Arizona State Rep. Jack Harper (R-Surprise) started a constitutional debate when he suggested that an obscure sentence in the Arizona constitution would require the state to reimburse recalled state Sen. Russell Pearce (R-Mesa) for his campaign. At least one legal expert and materials from the attempted recall of a governor over 20 years ago place Harper's suggestion in vague constitutional territory. Pearce was recalled during Tuesday's election.
Harper was citing Article 8, Part 1, Section 6 of the document, which states, "laws necessary to facilitate the operation of the provisions of this article shall be enacted, including provision for payment by the public treasury of the reasonable special election campaign expenses of such officer." A law was enacted in 1913 calling for a series of reimbursements in recall elections, capping payments to recalled state legislators and county officials at $200, statewide officials at $500 and local government officials at $150.
According to a 1988 opinion from the Arizona attorney general, the 1913 law was repealed in 1973 and not replaced. The opinion, authored by former state Attorney General Bob Corbin, was written after former Gov. Evan Mecham (R) sought $800,000 in reimbursement from the state for expenses related to a recall against him and his impeachment.
Paul Eckstein, a Phoenix attorney who is writing a book on the Arizona constitution, said that it is possible Pearce could seek some money from the state based on the Corbin opinion, but it would likely not be for the entire $159,587 that his campaign spent. According to state records, Pearce raised $230,282 for his recall campaign.
"I think Pearce has a good argument for some recall expenses, but they would be for personal expenses," Eckstein said. "They would not be from his campaign committee."

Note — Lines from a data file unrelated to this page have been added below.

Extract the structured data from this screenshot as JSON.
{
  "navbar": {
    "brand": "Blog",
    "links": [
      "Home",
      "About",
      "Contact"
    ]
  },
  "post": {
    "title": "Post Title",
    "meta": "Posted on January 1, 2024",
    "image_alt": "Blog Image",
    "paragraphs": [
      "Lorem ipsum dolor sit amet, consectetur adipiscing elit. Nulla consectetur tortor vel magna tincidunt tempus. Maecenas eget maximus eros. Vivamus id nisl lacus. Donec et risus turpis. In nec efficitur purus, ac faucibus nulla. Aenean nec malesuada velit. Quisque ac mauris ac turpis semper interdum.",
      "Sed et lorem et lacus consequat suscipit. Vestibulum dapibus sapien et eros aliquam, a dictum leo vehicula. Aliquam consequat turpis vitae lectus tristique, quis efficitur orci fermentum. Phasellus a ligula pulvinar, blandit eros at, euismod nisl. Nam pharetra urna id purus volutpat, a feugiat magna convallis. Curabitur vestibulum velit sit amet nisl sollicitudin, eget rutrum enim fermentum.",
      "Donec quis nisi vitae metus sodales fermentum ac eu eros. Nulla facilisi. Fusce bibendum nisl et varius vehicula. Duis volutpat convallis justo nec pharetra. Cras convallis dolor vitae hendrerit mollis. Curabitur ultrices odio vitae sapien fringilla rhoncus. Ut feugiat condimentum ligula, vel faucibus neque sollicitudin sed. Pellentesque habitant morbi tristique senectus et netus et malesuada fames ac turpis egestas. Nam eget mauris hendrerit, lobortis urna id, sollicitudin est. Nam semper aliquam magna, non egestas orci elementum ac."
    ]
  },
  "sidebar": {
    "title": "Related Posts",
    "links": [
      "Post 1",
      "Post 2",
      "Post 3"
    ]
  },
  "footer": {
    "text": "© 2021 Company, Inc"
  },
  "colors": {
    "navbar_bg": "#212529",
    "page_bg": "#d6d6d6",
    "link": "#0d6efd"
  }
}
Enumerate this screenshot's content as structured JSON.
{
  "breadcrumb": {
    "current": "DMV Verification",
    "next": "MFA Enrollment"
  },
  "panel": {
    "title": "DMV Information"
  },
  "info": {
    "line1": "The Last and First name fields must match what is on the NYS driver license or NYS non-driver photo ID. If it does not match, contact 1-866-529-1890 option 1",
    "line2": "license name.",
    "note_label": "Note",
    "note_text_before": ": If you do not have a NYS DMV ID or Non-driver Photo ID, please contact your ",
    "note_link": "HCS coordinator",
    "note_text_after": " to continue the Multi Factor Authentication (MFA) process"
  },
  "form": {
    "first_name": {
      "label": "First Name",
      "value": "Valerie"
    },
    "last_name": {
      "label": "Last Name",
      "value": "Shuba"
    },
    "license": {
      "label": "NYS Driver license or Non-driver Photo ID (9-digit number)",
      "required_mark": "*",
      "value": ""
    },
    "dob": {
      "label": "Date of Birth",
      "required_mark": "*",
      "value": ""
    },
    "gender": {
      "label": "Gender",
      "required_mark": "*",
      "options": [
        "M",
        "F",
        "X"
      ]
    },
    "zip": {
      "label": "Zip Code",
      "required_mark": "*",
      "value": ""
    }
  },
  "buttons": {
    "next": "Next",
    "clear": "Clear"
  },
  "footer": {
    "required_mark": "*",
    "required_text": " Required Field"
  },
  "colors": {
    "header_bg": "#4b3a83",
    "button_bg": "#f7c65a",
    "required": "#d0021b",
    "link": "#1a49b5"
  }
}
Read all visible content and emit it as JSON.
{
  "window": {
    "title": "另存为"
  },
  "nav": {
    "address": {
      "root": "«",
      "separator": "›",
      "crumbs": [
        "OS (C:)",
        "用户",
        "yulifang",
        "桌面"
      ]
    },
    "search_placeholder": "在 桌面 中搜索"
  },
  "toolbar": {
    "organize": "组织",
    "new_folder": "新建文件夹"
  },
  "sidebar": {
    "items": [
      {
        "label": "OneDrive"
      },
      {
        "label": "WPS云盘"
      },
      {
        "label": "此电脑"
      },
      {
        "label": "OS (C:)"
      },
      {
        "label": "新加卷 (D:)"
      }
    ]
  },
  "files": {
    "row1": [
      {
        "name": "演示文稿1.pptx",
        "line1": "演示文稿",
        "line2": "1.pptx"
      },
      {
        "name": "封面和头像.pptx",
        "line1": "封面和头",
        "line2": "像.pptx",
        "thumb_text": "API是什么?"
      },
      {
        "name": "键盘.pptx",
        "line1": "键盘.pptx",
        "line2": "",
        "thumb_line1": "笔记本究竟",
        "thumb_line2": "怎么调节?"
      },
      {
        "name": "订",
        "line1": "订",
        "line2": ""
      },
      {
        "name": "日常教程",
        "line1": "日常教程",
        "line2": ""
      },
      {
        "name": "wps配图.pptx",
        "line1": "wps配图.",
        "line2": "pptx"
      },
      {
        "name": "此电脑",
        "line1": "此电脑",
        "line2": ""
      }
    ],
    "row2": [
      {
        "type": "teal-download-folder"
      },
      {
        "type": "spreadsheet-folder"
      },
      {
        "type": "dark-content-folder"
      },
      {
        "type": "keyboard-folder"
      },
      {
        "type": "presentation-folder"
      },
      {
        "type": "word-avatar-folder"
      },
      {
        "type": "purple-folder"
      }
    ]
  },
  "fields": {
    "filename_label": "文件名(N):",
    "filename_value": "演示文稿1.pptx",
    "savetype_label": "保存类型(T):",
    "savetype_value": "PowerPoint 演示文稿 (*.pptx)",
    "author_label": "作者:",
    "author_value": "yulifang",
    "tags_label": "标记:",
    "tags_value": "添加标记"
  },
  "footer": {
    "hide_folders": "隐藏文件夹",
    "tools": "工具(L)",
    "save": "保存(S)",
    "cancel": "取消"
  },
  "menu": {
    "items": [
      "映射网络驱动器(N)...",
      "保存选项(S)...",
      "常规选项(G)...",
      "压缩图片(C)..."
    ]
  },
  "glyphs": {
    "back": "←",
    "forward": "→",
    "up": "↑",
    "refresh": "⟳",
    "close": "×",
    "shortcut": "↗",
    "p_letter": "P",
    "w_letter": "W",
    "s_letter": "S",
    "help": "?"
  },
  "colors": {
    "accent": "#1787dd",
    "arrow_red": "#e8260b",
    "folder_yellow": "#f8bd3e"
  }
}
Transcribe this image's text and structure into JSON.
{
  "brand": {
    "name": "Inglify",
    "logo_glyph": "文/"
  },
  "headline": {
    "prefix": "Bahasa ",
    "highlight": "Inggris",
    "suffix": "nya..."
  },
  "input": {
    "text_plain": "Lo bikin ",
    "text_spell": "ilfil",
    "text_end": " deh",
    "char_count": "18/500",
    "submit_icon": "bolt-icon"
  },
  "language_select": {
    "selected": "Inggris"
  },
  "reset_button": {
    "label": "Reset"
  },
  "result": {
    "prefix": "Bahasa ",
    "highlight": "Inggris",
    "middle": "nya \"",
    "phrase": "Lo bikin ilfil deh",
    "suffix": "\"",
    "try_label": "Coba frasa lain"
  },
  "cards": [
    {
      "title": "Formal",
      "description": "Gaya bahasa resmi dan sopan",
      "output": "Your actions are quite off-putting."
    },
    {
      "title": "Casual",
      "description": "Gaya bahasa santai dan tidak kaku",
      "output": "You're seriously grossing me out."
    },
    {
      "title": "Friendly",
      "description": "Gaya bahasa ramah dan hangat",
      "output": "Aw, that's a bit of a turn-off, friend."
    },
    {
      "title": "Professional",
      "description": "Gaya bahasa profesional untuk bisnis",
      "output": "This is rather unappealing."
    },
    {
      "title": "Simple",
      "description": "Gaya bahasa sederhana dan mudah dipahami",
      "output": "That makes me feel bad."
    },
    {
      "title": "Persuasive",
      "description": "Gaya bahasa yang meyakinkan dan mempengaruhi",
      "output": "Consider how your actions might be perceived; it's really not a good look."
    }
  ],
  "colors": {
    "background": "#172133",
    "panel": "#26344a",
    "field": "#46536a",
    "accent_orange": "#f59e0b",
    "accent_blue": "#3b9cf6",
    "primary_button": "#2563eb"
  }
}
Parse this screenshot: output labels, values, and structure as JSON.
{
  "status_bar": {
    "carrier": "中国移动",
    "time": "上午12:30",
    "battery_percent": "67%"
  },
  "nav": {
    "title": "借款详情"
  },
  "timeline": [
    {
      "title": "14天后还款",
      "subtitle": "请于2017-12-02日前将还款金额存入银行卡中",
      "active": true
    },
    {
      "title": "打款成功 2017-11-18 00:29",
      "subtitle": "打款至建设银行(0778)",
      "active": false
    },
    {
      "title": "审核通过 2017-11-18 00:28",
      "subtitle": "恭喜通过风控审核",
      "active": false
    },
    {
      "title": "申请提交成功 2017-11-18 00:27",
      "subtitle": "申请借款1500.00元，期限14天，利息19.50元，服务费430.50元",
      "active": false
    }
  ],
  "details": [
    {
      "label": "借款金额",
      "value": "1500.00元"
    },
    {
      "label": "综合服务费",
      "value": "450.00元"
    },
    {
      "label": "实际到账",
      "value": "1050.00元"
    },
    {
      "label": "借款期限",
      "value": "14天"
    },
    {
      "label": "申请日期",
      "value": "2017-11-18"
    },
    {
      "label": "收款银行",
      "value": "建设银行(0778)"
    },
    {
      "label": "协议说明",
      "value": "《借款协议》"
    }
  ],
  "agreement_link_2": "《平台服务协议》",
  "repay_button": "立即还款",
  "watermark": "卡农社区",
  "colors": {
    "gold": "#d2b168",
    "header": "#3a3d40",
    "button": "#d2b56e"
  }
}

Eckstein said the only way Pearce could be reimbursed would be for the state to enact a law covering his request. He said that the constitutional language paves the way for a law to be passed, given that no law is currently on the books addressing the issue. He said that during the Mecham question, the legislature needed to pass a special law covering his expenses. Eckstein said that while another part of the state constitution prohibits laws benefiting one person with state funds, the recall language would allow this type of law to be passed in Pearce's case.
Eckstein said he has not seen a record of the constitutional convention's thinking in terms of the reimbursement issue.
In the Mecham case, the former governor was seeking funds covering both the recall and impeachment trial, which differs a bit from a possible Pearce reimbursement. Mecham was indicted for illegal campaign contributions, and the recall campaign starting after the indictment. Mecham was then impeached by the legislature before the recall election could take place, thus cancelling the recall. He settled with the state legislature for several hundred thousand dollars.
Pearce has not indicated if he intends to seek state funds for the recall. His spokesman Chad Willems said that he has not spoken to Pearce about it. Harper also told HuffPost that he did not discuss the issue with the recalled senator. Pearce, the architect of Arizona's controversial immigration law, is the first state legislator in Arizona history to be recalled.
While Pearce has not indicated that he would seek state funds, Arizona Democrats have said they would likely oppose any legislation to grant him the funds for his recall campaign. State House Minority Leader Chad Campbell (D-Phoenix) said "without a doubt" that Democratic legislators would oppose any money sought by Pearce.
"It would be the height of irony for Russell Pearce, the champion of small government to come back to the legislature to ask for money," said Campbell.
At the same time, Campbell thinks that it is unlikely Pearce would decide to seek the funds.
"It can't ever see Russell doing this," he said.